Cornwall, a coastal county in England known for its rugged moorland and beachfront vistas, is home to several historic structures. One such building, which dominates the county’s northern landscape, is Tintagel Castle—a legendary medieval fortification that has long enjoyed associations with King Arthur. In the 19th century, the castle became a tourist destination, albeit a risky one. The ruins, which are maintained by English Heritage, the U.K. charity designed to care for the country’s castles, are notoriously difficult to navigate. In fact, “Tintagel” means “fortress of the narrow entrance” in Cornish. Over the centuries, visitors have had to climb 148 perilously steep steps to access the grounds . . . until now. A new footbridge, the design of which sparked a polarizing debate in the U.K. when it was announced in 2016, has finally opened.

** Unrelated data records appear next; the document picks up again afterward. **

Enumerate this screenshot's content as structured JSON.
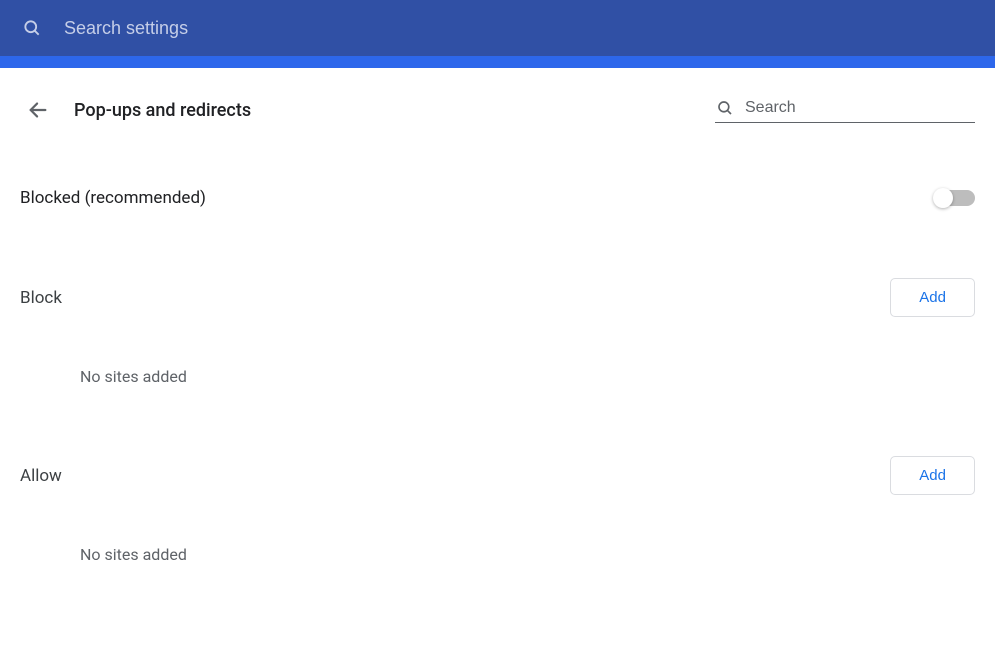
{
  "topbar": {
    "search_placeholder": "Search settings"
  },
  "header": {
    "title": "Pop-ups and redirects",
    "search_placeholder": "Search"
  },
  "main_toggle": {
    "label": "Blocked (recommended)",
    "on": false
  },
  "sections": {
    "block": {
      "title": "Block",
      "add_label": "Add",
      "empty_text": "No sites added"
    },
    "allow": {
      "title": "Allow",
      "add_label": "Add",
      "empty_text": "No sites added"
    }
  }
}
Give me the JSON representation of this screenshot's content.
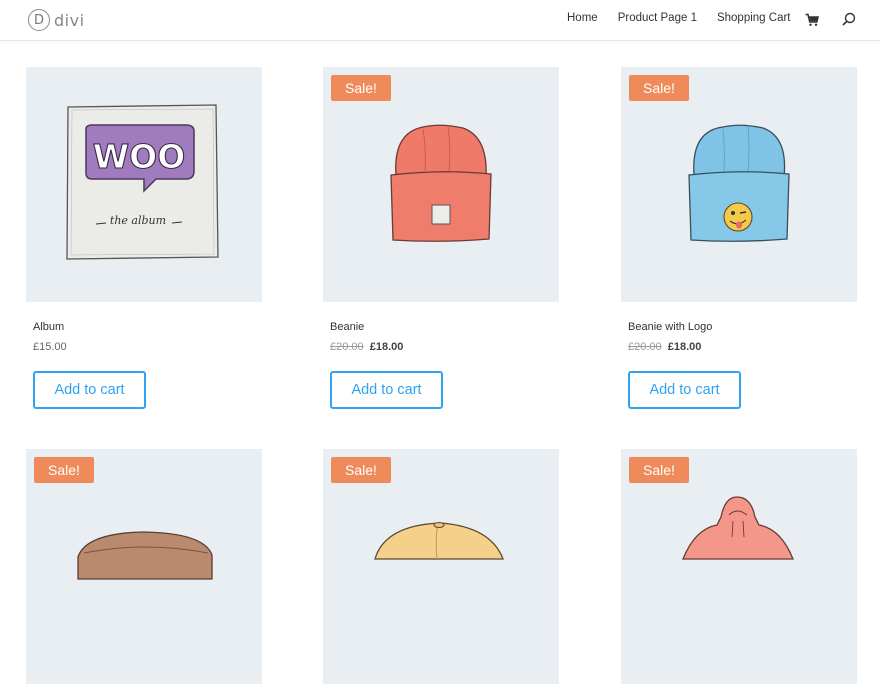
{
  "header": {
    "logo_text": "divi",
    "logo_letter": "D",
    "nav": [
      "Home",
      "Product Page 1",
      "Shopping Cart"
    ]
  },
  "colors": {
    "accent": "#2ea3f2",
    "sale": "#ef8a5b",
    "thumb_bg": "#e9eef3"
  },
  "products": [
    {
      "title": "Album",
      "price": "£15.00",
      "old_price": "",
      "sale": "",
      "button": "Add to cart",
      "image": "woo-album"
    },
    {
      "title": "Beanie",
      "price": "£18.00",
      "old_price": "£20.00",
      "sale": "Sale!",
      "button": "Add to cart",
      "image": "red-beanie"
    },
    {
      "title": "Beanie with Logo",
      "price": "£18.00",
      "old_price": "£20.00",
      "sale": "Sale!",
      "button": "Add to cart",
      "image": "blue-beanie"
    },
    {
      "sale": "Sale!",
      "image": "belt"
    },
    {
      "sale": "Sale!",
      "image": "cap"
    },
    {
      "sale": "Sale!",
      "image": "hoodie"
    }
  ],
  "album_art": {
    "logo": "WOO",
    "caption": "the album"
  }
}
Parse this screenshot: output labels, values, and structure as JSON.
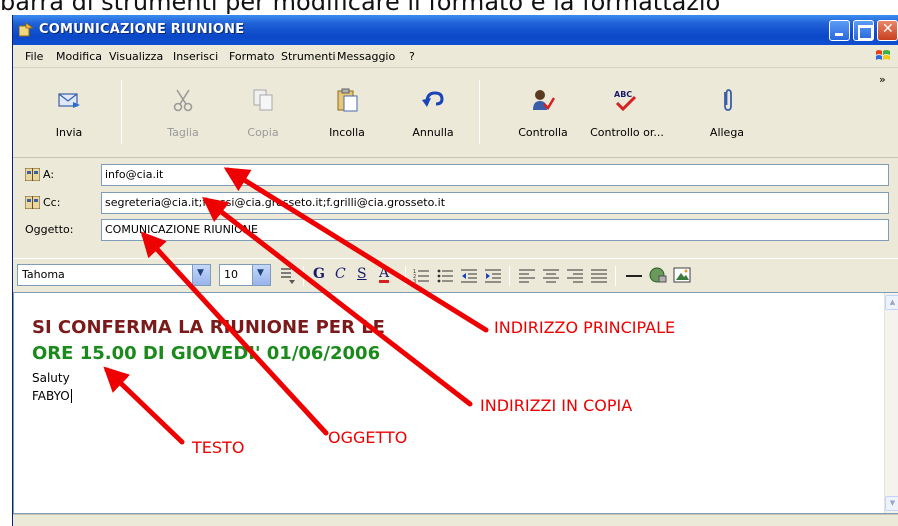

This ambitious bridge serves to replace Tintagel Castle’s “lost crossing,” which once connected the two halves of the 13th-century estate. Codesigned by Ney & Partners, a Belgian structural engineering firm, and architect William Matthews, the new footbridge stretches 223 feet, and its surface is comprised of 40,000 slate tiles, which were sourced locally, according to the Guardian. In total, the project cost over $6 million.
While the footbridge is technically complete, a piece of it is missing by design. At the center, there’s a 4 centimeter—or about 1.6 inch—gap, a curious choice given the fact that the bridge lives directly over a choppy section of the Celtic sea. But the designers claim this skip in the structure (which is purely for aesthetic effect) is completely safe. The gap will increase ever so slightly in the cold, and decrease when it’s warmer out. “For it to almost close it would have to be [122 degrees Fahrenheit] for two weeks,” Matthews told the Guardian. “We have designed for extreme temperatures.”
The project has endured a rocky three years, thanks to fans and detractors of the bridge’s construction alike. Some citizens are afraid that the footbridge will commodify the culturally important ruins and attract even more tourists than the 250,000 per year who already visit. But others are embracing the controversial footbridge, as it will address the main issue plaguing the heritage site: safe (and easy) access. Visitors reportedly spend 45 minutes scaling the narrow staircase from one side of the castle to the other, which is equal parts annoying and dangerous.
This structurally complex footbridge is due to open on August 18, having been pushed back significantly; Tintagel Castle was closed in October 2018 in the hopes of having the bridge ready for the public in the spring of this year. In true British fashion, visitors are encouraged to mind the gap.